Shelter veterinarians must not only be thoroughly familiar with infectious disease management from a herd health perspective, including detailed knowledge of each disease encountered, but they must also be knowledgeable about stress management techniques; animal behavior; shelter design; sanitation protocols; euthanasia techniques; husbandry of various small mammals, birds, reptiles, and farm animals; zoonosis; and veterinary forensics. Shelter veterinarians are on the front lines when it comes to animal cruelty by uncovering, preserving, and documenting evidence for the prosecution. Their diagnostic skills often rely heavily on physical examinations since diagnostic testing may not be available.
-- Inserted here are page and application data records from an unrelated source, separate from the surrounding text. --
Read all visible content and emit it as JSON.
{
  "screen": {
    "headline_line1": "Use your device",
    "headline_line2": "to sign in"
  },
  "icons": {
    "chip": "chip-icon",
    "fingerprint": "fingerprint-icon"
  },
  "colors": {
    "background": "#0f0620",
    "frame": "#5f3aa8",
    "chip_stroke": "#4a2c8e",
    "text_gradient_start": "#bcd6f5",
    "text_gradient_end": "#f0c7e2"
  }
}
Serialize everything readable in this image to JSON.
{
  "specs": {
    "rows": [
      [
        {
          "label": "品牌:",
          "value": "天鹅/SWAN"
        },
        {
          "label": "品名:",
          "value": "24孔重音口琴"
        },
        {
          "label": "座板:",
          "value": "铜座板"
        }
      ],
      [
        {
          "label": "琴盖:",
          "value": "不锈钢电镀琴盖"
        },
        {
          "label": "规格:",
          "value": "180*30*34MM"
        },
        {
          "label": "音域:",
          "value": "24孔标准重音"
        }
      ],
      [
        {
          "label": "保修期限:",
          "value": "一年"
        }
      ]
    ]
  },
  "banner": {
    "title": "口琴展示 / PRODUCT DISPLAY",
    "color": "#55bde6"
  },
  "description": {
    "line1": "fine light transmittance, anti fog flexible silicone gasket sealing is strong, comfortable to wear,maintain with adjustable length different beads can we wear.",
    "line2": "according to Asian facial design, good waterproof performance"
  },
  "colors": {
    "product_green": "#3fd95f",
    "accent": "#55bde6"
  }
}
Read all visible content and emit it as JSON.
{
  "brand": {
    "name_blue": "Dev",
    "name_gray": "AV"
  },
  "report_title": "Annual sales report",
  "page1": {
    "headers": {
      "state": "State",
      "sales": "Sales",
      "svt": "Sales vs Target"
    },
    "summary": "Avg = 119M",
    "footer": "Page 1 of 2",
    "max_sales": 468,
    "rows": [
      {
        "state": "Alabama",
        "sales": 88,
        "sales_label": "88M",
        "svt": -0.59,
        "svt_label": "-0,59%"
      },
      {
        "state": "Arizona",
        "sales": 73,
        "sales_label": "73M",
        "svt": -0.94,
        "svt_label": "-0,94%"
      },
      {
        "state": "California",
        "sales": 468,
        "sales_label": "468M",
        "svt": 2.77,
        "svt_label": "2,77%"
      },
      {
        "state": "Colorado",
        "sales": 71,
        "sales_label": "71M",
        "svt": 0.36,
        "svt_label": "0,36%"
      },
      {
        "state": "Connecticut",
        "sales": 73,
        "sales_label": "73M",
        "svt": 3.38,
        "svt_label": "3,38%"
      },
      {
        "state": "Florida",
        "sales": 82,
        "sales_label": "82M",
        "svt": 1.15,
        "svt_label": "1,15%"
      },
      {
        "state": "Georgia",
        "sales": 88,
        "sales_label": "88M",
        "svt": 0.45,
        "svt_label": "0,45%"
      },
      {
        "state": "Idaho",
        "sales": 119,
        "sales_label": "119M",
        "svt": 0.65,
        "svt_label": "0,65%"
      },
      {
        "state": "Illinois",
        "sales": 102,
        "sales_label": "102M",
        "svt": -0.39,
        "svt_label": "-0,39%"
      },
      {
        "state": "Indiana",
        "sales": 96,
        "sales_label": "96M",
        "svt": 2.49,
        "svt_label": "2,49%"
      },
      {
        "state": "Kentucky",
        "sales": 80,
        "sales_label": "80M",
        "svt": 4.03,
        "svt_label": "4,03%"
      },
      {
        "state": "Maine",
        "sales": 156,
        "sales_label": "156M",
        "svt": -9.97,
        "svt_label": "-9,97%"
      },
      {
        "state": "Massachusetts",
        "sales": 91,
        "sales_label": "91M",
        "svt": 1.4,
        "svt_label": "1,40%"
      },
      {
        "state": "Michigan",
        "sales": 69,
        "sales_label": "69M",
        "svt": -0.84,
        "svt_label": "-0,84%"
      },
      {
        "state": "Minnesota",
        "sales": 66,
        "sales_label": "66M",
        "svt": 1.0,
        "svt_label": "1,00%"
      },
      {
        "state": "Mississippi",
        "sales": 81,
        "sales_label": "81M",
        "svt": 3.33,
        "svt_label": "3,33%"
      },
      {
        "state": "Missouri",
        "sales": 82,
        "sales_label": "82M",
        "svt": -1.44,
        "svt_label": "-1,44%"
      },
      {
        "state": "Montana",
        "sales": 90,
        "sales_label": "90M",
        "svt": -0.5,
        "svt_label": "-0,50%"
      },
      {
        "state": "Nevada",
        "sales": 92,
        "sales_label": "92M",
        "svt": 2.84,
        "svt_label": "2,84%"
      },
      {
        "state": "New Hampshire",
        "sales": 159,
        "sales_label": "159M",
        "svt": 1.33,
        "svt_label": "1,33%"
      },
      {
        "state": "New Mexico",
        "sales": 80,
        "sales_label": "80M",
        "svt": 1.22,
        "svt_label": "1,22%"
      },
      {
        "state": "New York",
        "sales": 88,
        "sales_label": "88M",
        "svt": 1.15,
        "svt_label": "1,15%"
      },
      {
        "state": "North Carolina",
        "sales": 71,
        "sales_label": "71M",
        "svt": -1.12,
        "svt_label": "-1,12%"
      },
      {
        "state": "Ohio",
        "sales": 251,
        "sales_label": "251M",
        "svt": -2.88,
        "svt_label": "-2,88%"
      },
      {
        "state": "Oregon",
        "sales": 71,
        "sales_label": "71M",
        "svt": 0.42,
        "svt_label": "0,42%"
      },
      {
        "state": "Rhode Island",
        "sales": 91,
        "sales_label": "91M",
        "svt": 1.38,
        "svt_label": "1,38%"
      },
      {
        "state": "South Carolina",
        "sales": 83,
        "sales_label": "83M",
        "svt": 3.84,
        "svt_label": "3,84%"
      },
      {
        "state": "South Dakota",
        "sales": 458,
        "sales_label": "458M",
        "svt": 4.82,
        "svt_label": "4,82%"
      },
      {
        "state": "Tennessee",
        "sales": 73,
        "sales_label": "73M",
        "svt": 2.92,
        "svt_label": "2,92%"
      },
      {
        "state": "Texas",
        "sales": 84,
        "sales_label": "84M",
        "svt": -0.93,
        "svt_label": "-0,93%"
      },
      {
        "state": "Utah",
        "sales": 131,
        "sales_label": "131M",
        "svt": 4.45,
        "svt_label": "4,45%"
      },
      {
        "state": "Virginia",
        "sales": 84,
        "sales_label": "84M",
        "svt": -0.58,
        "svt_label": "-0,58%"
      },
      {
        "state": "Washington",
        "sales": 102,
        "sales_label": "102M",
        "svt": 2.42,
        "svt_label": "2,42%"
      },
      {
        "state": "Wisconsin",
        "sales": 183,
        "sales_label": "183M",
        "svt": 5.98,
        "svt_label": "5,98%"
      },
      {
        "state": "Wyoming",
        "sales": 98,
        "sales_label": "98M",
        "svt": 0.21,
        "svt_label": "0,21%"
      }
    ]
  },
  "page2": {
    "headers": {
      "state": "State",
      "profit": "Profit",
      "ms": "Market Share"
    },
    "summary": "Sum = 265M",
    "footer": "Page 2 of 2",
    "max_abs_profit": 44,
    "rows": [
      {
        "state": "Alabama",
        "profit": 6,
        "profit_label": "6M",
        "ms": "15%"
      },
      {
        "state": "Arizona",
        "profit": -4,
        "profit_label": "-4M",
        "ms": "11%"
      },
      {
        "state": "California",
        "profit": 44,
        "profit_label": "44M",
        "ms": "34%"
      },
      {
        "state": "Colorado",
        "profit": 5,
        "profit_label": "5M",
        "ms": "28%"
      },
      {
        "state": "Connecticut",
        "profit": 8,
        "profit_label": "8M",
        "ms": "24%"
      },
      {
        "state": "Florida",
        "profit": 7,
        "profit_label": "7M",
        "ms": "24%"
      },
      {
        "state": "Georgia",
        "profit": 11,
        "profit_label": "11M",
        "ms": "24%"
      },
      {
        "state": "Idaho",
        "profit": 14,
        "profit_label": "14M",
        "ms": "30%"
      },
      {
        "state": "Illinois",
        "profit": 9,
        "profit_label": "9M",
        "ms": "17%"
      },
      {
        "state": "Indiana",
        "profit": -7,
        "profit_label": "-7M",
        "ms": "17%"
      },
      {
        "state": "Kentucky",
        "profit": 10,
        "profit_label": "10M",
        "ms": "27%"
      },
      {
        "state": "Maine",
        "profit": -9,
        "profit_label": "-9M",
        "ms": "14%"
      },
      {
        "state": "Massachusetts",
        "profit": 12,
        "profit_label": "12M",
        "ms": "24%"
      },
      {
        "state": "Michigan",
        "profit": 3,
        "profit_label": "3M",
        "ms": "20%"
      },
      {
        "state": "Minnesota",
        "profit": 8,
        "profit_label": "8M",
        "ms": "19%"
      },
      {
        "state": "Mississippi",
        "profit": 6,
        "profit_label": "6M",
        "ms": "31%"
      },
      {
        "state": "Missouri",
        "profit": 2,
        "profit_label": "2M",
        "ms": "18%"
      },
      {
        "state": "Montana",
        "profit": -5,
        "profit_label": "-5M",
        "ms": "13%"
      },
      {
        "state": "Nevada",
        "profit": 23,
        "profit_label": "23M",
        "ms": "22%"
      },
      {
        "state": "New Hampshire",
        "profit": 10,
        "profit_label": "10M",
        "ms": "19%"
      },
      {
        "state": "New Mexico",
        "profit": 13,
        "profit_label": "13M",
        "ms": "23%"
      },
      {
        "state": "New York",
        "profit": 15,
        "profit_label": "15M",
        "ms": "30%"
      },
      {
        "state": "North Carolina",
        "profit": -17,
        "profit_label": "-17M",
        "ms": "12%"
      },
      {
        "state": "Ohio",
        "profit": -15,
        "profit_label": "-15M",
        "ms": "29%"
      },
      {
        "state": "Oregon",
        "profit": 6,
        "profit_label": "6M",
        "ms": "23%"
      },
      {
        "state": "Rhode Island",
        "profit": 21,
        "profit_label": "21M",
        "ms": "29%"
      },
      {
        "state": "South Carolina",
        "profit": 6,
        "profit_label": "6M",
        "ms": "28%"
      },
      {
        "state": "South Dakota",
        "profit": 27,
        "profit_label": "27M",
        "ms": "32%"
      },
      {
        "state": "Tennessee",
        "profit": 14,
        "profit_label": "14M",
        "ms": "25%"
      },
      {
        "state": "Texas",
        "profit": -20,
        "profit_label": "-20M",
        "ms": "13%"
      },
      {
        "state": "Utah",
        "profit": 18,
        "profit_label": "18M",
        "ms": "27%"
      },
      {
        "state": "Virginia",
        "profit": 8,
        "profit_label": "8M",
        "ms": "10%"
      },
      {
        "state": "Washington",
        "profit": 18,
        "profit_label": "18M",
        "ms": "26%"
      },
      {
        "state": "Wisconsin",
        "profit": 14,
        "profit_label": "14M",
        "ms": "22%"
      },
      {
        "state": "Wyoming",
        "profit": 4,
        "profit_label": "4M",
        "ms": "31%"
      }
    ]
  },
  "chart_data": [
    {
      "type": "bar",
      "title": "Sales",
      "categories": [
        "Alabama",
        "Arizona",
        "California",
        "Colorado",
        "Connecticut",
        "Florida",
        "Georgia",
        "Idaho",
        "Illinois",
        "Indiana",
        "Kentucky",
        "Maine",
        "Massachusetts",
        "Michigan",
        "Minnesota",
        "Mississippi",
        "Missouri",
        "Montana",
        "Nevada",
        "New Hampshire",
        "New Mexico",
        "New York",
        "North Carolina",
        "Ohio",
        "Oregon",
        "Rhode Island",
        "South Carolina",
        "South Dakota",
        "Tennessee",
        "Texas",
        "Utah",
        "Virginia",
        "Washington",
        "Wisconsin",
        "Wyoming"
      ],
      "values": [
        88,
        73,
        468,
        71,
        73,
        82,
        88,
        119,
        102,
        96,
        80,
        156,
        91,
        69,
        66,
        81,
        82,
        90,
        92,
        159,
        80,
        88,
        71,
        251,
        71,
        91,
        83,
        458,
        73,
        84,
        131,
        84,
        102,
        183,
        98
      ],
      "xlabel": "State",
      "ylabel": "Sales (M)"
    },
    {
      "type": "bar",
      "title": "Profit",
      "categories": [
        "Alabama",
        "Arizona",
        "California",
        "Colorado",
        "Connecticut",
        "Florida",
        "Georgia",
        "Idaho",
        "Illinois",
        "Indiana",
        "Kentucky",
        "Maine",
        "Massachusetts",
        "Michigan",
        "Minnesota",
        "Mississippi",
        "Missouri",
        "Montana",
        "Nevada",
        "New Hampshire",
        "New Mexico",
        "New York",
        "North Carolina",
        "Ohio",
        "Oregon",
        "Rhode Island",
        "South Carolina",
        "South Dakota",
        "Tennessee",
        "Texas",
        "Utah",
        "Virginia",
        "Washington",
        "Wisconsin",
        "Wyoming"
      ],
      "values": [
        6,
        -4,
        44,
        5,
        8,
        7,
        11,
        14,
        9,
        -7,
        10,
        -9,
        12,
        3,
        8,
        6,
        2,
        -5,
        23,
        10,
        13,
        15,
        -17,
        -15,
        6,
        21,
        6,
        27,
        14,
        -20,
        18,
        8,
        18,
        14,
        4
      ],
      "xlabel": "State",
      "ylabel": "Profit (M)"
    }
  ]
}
Decisions that veterinarians must make have an impact on thousands of animals and are often made without the benefit of peer-reviewed, published veterinary data or the support of colleagues. Shelter veterinarians must be creative, resourceful, and independent-minded in order to try new and unproven healthcare strategies.
The Association of Shelter Veterinarians was formed in 2001 and now has more than 500 members. The association has a Web site (www.sheltervet.org) and list serve and is in the early stages of seeking specialty board status.
Animal shelters continue to evolve. A dramatic shift from dog pounds, in which minimal care was provided and death was almost inescapable, to community service centers, which provide information and resources to protect both the public and animals from harm, has already occurred. Many shelters provide animal behavior classes; sanctuary for animals belonging to victims of domestic violence; programs that help at-risk youth and other populations; humane-education, bite-prevention, and animal- assisted-therapy programs; and state-of-the-art veterinary care. They also offer externship and training programs for future shelter veterinarians and microchipping and vaccination clinics for low-income clients. In addition, shelters engage in various fundraising efforts, both educational and philanthropic, to benefit shelters and their animals.
The veterinary community must engage in research and education to meet the challenge of maintaining and improving the health and well-being of shelter animals and help prevent the euthanasia of millions of dogs and cats in the United States.
Lila Miller, DVM
Department of Veterinary Outreach
American Society for the Prevention of Cruelty to Animals
424 E. 92nd St.
New York City, NY 10128
1. Zawistowski S, Morris J. The evolving animal shelter. In: Miller L, Zawistowski S, eds. Shelter medicine for veterinarians and staff. Oxford, England: Blackwell Publishing, 2004;3-9.
2. Edwards MA. The practice of veterinary medicine in a humane society facility. In: Kirk RW, Bonagura JD, eds. Current veterinary therapy X. Philadelphia, Pa: WB Saunders Co, 1989;85-90.
3. Scarlett J. Pet population dynamics and animal shelter issues. In: Miller L, Zawistowski S, eds. Shelter medicine for veterinarians and staff. Oxford, England: Blackwell Publishing, 2004;11-15.
4. New York State Education Department. Veterinary medicine page. Available at: www.op.nysed.gov/article135.htm Article 135, 6705.10. Accessed Sept 05, 2007.
5. Edinboro CH, Janowitz LK, Guptill-Yoran L, et al. A clinical trial of intranasal and subcutaneous vaccines to prevent upper respiratory infection in cats at an animal shelter. Feline Practice 1999;27:7-11,13.